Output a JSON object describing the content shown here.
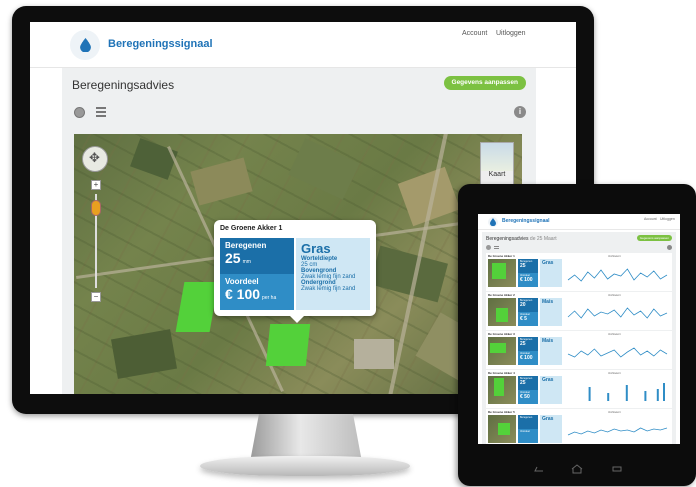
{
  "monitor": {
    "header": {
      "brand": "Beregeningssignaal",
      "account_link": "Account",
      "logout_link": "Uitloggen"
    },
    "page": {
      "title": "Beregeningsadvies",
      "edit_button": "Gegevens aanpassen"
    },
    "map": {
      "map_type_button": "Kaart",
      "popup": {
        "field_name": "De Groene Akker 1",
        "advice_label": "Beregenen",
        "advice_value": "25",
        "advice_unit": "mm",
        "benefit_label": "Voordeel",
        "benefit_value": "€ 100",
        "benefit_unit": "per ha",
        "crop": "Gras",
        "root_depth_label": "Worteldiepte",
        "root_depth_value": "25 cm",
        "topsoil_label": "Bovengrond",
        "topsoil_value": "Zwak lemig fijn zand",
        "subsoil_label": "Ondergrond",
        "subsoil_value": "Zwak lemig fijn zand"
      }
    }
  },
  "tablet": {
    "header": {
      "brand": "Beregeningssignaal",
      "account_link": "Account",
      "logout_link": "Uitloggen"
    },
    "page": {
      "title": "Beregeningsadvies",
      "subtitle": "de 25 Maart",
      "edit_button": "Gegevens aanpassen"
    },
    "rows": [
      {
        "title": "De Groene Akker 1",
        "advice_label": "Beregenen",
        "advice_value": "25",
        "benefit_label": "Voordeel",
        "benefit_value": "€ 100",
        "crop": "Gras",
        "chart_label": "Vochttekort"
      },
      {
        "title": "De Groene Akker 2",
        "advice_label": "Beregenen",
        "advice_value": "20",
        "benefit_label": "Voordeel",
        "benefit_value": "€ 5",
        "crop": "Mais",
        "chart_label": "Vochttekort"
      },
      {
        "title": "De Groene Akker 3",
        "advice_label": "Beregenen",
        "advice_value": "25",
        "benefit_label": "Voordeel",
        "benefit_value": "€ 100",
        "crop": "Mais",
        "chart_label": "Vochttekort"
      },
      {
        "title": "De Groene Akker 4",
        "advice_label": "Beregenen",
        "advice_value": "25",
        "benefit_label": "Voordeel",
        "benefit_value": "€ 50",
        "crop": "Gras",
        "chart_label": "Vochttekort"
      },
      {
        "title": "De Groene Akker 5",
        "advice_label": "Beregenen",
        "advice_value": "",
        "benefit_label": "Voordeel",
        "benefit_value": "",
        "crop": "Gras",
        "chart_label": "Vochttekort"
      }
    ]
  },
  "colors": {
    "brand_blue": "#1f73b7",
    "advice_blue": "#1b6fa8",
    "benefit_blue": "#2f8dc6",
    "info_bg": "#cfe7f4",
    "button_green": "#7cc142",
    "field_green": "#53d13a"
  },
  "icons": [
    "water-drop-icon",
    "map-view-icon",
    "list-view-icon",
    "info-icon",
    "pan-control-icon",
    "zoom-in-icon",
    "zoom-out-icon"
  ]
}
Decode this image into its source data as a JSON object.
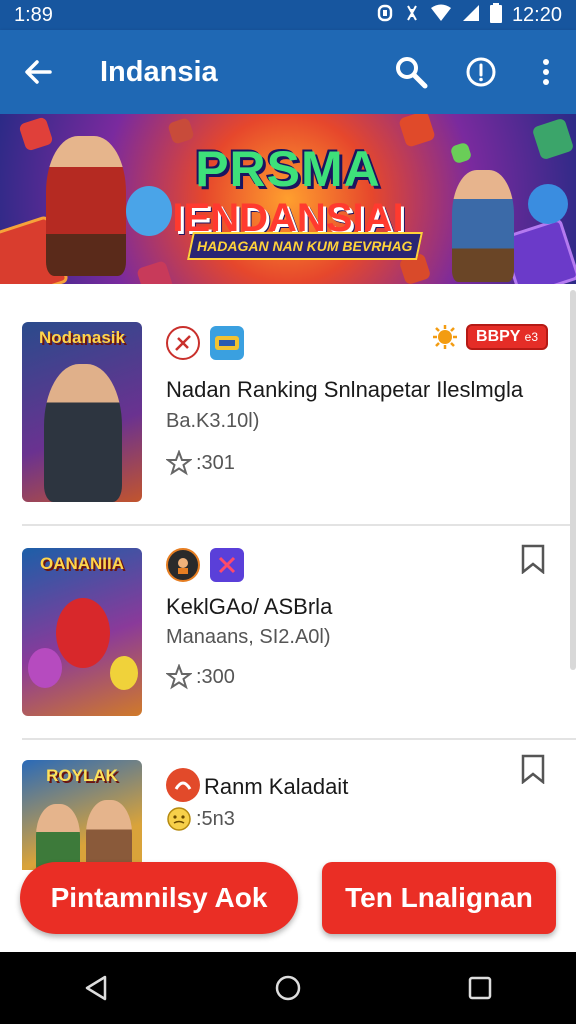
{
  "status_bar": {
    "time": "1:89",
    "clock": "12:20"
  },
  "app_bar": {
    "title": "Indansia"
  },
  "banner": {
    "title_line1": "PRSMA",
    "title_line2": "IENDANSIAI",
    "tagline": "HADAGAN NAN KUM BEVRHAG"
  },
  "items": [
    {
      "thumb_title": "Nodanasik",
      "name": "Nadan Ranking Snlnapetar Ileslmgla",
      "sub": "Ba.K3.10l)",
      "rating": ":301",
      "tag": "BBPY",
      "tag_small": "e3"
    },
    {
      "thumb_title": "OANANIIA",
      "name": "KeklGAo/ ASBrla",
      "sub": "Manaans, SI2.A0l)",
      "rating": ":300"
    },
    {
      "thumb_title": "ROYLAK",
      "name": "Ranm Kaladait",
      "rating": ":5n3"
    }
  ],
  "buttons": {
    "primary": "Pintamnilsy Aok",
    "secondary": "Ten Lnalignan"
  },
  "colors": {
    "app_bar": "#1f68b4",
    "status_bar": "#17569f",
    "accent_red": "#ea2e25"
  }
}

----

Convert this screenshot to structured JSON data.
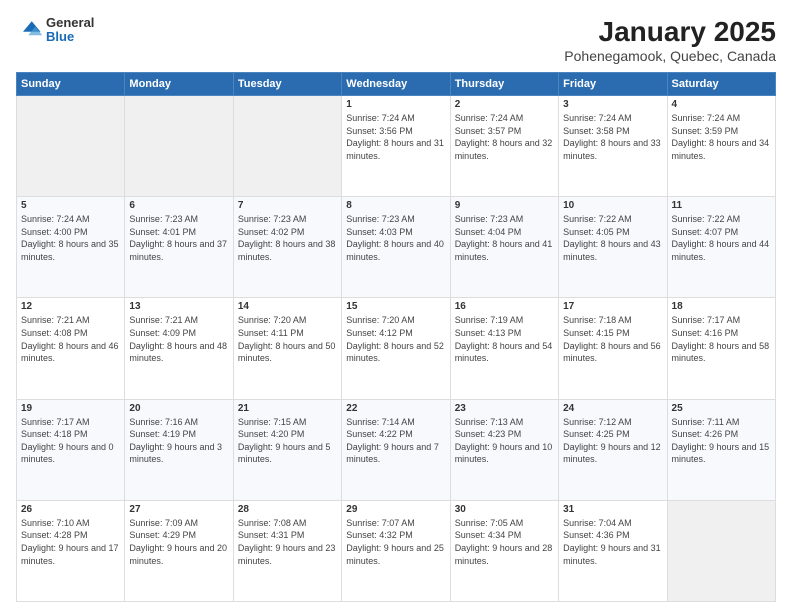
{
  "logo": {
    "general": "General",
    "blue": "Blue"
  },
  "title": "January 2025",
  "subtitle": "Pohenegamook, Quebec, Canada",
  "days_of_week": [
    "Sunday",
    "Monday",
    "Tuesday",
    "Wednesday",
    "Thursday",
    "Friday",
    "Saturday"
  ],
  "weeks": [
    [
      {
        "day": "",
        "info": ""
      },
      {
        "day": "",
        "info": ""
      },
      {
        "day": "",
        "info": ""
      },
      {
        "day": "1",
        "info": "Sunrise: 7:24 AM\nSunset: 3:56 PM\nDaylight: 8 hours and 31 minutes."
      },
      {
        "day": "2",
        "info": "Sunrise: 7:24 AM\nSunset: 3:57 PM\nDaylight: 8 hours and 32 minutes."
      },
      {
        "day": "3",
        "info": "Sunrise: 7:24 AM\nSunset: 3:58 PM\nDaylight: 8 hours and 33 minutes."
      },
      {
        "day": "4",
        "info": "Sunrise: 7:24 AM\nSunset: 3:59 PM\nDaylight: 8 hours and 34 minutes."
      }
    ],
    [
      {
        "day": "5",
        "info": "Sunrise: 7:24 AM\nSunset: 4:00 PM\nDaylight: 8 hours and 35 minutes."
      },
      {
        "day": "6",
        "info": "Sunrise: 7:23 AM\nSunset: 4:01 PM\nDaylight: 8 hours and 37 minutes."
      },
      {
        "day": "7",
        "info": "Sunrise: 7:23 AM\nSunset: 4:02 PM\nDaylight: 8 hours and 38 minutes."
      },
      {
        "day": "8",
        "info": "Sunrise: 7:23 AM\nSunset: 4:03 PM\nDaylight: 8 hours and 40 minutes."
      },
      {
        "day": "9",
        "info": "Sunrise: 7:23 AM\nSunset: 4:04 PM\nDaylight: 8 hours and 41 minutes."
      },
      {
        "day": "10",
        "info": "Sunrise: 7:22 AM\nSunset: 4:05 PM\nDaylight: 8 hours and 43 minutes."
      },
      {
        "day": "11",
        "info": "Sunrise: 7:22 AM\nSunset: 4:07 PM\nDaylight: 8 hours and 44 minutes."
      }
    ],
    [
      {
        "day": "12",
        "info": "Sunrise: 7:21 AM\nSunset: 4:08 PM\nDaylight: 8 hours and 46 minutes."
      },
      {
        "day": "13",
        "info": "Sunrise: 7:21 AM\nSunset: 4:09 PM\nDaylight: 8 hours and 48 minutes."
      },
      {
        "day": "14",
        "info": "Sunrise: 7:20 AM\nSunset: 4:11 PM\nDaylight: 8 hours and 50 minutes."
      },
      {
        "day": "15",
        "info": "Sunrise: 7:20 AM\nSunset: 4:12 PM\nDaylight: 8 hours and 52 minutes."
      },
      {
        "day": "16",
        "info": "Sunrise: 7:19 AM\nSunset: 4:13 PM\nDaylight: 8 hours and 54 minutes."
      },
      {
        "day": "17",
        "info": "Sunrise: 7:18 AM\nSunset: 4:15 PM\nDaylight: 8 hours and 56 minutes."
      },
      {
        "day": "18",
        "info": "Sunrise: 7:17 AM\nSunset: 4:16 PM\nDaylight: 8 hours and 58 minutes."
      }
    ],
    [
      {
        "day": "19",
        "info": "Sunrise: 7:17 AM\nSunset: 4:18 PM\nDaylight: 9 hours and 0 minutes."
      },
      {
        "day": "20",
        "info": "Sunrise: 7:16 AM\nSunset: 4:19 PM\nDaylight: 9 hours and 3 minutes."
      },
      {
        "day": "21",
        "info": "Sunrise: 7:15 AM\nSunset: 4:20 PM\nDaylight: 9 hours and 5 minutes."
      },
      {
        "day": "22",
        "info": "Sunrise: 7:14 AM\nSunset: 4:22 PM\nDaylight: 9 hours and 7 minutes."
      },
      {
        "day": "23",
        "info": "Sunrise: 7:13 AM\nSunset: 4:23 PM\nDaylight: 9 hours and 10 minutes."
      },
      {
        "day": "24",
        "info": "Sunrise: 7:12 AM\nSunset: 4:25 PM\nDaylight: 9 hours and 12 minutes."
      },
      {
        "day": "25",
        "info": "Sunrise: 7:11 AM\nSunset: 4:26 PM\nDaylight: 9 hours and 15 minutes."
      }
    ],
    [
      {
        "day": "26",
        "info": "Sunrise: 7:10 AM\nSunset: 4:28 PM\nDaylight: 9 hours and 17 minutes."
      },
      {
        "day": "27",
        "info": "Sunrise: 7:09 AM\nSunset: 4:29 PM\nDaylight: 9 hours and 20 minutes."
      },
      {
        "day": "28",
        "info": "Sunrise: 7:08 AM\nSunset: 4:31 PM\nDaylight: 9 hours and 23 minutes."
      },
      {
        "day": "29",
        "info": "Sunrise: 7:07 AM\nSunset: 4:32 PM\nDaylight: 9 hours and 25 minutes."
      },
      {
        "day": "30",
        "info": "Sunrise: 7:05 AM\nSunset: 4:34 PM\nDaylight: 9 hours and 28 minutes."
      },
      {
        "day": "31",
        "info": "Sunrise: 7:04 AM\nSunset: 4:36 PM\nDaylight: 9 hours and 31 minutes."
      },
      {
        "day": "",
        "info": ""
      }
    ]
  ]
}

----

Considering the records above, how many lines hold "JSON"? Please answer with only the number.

RESPONSE AREA: 3